Each line below should be repeated exactly as it stands.

Data about app and page elements:
********************
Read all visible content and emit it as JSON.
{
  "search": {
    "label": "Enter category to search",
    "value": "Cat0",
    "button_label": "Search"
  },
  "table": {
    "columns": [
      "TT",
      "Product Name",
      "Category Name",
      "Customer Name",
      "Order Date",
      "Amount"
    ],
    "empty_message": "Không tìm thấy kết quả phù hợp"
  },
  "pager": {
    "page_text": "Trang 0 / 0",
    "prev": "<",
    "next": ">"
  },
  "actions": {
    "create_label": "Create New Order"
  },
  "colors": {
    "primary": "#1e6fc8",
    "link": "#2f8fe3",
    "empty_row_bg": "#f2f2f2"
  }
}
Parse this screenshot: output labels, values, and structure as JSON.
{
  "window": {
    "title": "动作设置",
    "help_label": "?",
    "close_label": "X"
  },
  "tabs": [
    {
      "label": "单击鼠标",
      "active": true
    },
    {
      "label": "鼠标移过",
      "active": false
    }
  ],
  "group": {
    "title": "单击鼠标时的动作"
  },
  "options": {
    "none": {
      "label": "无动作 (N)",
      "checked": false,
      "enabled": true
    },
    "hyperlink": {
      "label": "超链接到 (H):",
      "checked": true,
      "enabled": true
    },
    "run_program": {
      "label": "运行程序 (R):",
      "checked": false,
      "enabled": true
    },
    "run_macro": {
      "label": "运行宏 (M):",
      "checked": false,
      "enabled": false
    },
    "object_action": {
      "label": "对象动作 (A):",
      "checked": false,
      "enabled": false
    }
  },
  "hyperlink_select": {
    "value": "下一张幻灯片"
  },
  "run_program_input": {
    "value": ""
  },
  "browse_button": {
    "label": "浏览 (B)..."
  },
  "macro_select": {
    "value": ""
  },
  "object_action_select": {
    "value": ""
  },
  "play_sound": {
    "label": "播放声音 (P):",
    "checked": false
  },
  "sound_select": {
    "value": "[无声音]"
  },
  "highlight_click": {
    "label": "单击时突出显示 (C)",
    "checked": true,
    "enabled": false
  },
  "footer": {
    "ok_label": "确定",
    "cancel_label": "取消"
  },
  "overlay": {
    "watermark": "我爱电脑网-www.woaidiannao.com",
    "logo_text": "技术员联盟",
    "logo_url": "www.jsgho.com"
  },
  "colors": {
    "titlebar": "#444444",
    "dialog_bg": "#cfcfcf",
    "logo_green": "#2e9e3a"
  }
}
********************
ANSWER FOR THE TASK:
Read all visible content and emit it as JSON.
{
  "search": {
    "label": "Enter category to search",
    "value": "Cat0",
    "button_label": "Search"
  },
  "table": {
    "columns": [
      "TT",
      "Product Name",
      "Category Name",
      "Customer Name",
      "Order Date",
      "Amount"
    ],
    "empty_message": "Không tìm thấy kết quả phù hợp"
  },
  "pager": {
    "page_text": "Trang 0 / 0",
    "prev": "<",
    "next": ">"
  },
  "actions": {
    "create_label": "Create New Order"
  },
  "colors": {
    "primary": "#1e6fc8",
    "link": "#2f8fe3",
    "empty_row_bg": "#f2f2f2"
  }
}
Parse this screenshot: output labels, values, and structure as JSON.
{
  "window": {
    "title": "动作设置",
    "help_label": "?",
    "close_label": "X"
  },
  "tabs": [
    {
      "label": "单击鼠标",
      "active": true
    },
    {
      "label": "鼠标移过",
      "active": false
    }
  ],
  "group": {
    "title": "单击鼠标时的动作"
  },
  "options": {
    "none": {
      "label": "无动作 (N)",
      "checked": false,
      "enabled": true
    },
    "hyperlink": {
      "label": "超链接到 (H):",
      "checked": true,
      "enabled": true
    },
    "run_program": {
      "label": "运行程序 (R):",
      "checked": false,
      "enabled": true
    },
    "run_macro": {
      "label": "运行宏 (M):",
      "checked": false,
      "enabled": false
    },
    "object_action": {
      "label": "对象动作 (A):",
      "checked": false,
      "enabled": false
    }
  },
  "hyperlink_select": {
    "value": "下一张幻灯片"
  },
  "run_program_input": {
    "value": ""
  },
  "browse_button": {
    "label": "浏览 (B)..."
  },
  "macro_select": {
    "value": ""
  },
  "object_action_select": {
    "value": ""
  },
  "play_sound": {
    "label": "播放声音 (P):",
    "checked": false
  },
  "sound_select": {
    "value": "[无声音]"
  },
  "highlight_click": {
    "label": "单击时突出显示 (C)",
    "checked": true,
    "enabled": false
  },
  "footer": {
    "ok_label": "确定",
    "cancel_label": "取消"
  },
  "overlay": {
    "watermark": "我爱电脑网-www.woaidiannao.com",
    "logo_text": "技术员联盟",
    "logo_url": "www.jsgho.com"
  },
  "colors": {
    "titlebar": "#444444",
    "dialog_bg": "#cfcfcf",
    "logo_green": "#2e9e3a"
  }
}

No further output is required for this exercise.